Editor in Chief: Moh. Reza Huwaida Sunday, May 31st, 2020

Night Raid Strategy: Needs a Rethinking

The number of night raids in Afghanistan by coalition and US Special Forces reaches thousands every year. The military officials deem it a very effective tactic to kill or capture terrorists. But President Hamid Karzi thinks the other way. Karzai not only denies the presence of militants in the districts of Afghanistan but also pronounces the night raids by NATO as ineffective.

He has urged the US, time and again, to stop such operations and go after militants on the other side of the Afghan border. Nonetheless, the raids against the insurgents continue day and night.

Although 31 soldiers belonging to US Special Forces along with 6 Afghan commandos and an interpreter were killed during a night operation in Maidan Wardak province a month ago, night raids have not stopped.

But now the US should really ponder over whether its night raids that were intensified during ex NATO commander, General David Patreaus's term, are effective in counterinsurgency war or not.

US-based institution, The Open Society Foundations said in a report published Monday that NATO-led night operations are making the military alliance unpopular in Afghanistan and that 'security is at its worst level' since the ousting of Taliban regime in 2001.

"Mass detention operations, holding the entire village for questioning on site for prolonged period of time may violate international prohibitions against indiscriminate detention," it said.

Unaccustomed to Afghan customs, the coalition forces have made several mistakes in the last ten years that have resulted in the deaths of civilians. According to Afghan public, search of houses during military operations by foreign troops is against the culture of Afghanistan.

Therefore they demand that search activities should be performed by Afghan National Army (ANA). ANA is well aware of how to treat families and keep the respect for women.

While the UN has blamed NATO and US forces for causing increasing civilian deaths due with airstrikes and night raids.

Civilian deaths from airstrikes increased 14 per cent during the first six months of the year, a UN report said in July.
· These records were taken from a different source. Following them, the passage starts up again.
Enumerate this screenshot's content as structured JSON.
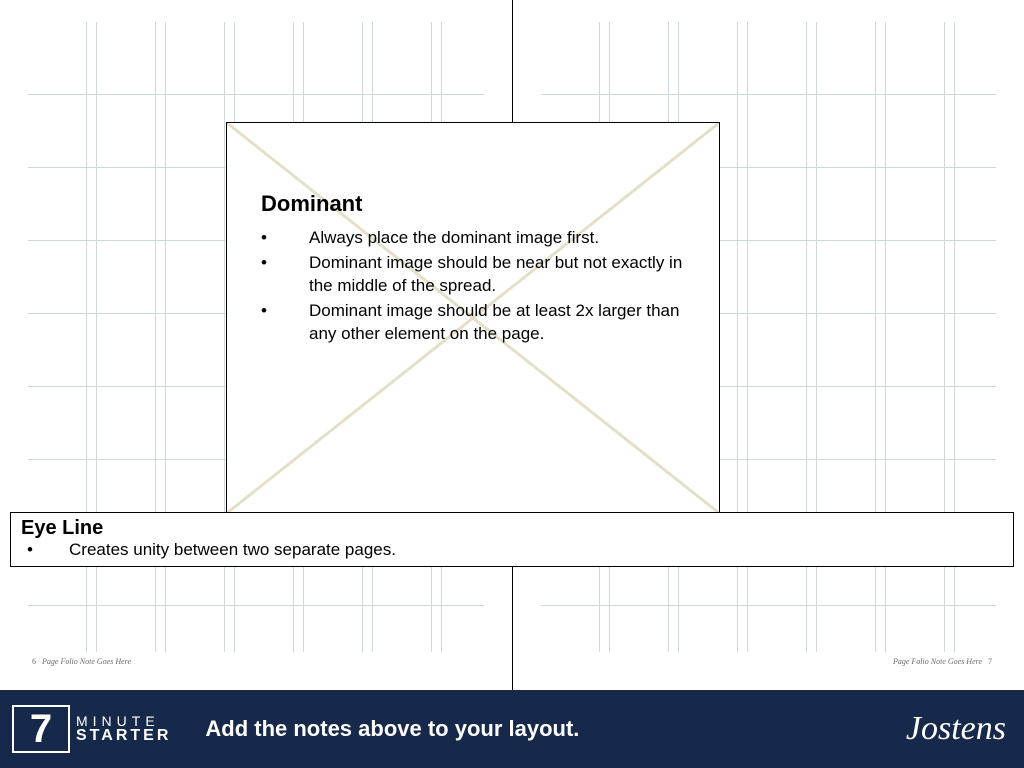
{
  "spread": {
    "left_page_number": "6",
    "right_page_number": "7",
    "folio_note": "Page Folio Note Goes Here"
  },
  "dominant": {
    "heading": "Dominant",
    "bullets": [
      "Always place the dominant image first.",
      "Dominant image should be near but not exactly in the middle of the spread.",
      "Dominant image should be at least 2x larger than any other element on the page."
    ]
  },
  "eyeline": {
    "heading": "Eye Line",
    "bullet": "Creates unity between two separate pages."
  },
  "footer": {
    "logo_top": "MINUTE",
    "logo_bottom": "STARTER",
    "logo_number": "7",
    "instruction": "Add the notes above to your layout.",
    "brand": "Jostens"
  }
}
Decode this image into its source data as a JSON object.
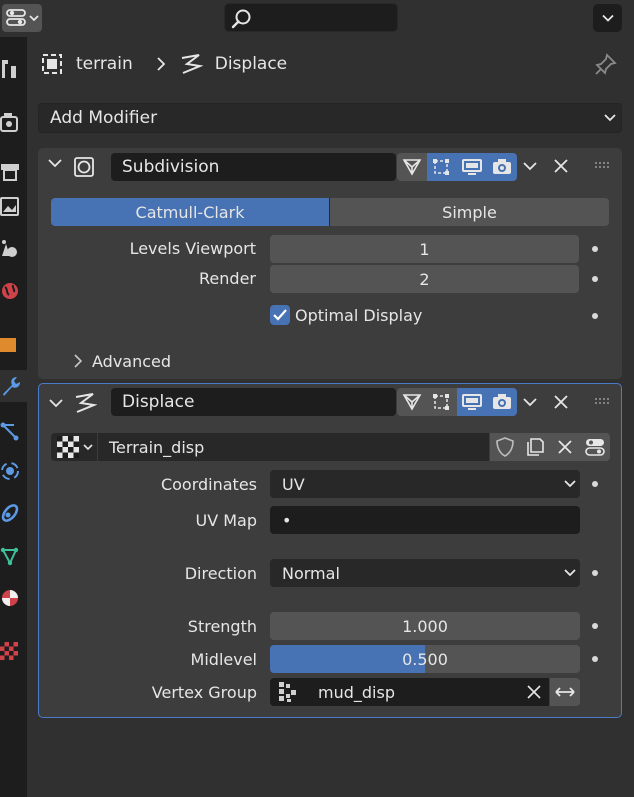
{
  "header": {
    "editor_type_icon": "properties-editor-icon",
    "search_icon": "search-icon"
  },
  "sidebar": {
    "tabs": [
      {
        "name": "tool",
        "icon": "wrench-screwdriver-icon"
      },
      {
        "name": "render",
        "icon": "camera-back-icon"
      },
      {
        "name": "output",
        "icon": "printer-icon"
      },
      {
        "name": "view-layer",
        "icon": "image-icon"
      },
      {
        "name": "scene",
        "icon": "scene-icon"
      },
      {
        "name": "world",
        "icon": "world-icon"
      },
      {
        "name": "object",
        "icon": "object-square-icon"
      },
      {
        "name": "modifiers",
        "icon": "wrench-icon",
        "active": true
      },
      {
        "name": "particles",
        "icon": "particles-icon"
      },
      {
        "name": "physics",
        "icon": "physics-icon"
      },
      {
        "name": "constraints",
        "icon": "constraints-icon"
      },
      {
        "name": "data",
        "icon": "mesh-data-icon"
      },
      {
        "name": "material",
        "icon": "material-icon"
      },
      {
        "name": "texture",
        "icon": "texture-icon"
      }
    ]
  },
  "breadcrumb": {
    "object": "terrain",
    "modifier": "Displace"
  },
  "add_modifier": {
    "label": "Add Modifier"
  },
  "subdivision": {
    "name": "Subdivision",
    "algorithms": [
      "Catmull-Clark",
      "Simple"
    ],
    "selected_algorithm": "Catmull-Clark",
    "levels_viewport_label": "Levels Viewport",
    "levels_viewport": "1",
    "render_label": "Render",
    "render": "2",
    "optimal_display_label": "Optimal Display",
    "optimal_display_checked": true,
    "advanced_label": "Advanced"
  },
  "displace": {
    "name": "Displace",
    "texture_name": "Terrain_disp",
    "coordinates_label": "Coordinates",
    "coordinates": "UV",
    "uv_map_label": "UV Map",
    "uv_map": "•",
    "direction_label": "Direction",
    "direction": "Normal",
    "strength_label": "Strength",
    "strength": "1.000",
    "midlevel_label": "Midlevel",
    "midlevel": "0.500",
    "midlevel_fraction": 0.5,
    "vertex_group_label": "Vertex Group",
    "vertex_group": "mud_disp"
  },
  "colors": {
    "accent": "#4772b3",
    "active_outline": "#4a7bc7",
    "panel": "#3d3d3d",
    "background": "#303030",
    "field": "#545454",
    "field_dark": "#1d1d1d"
  }
}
Civilian deaths from ground combat also increased by 36 per cent. The night raid strategy needs a rethinking.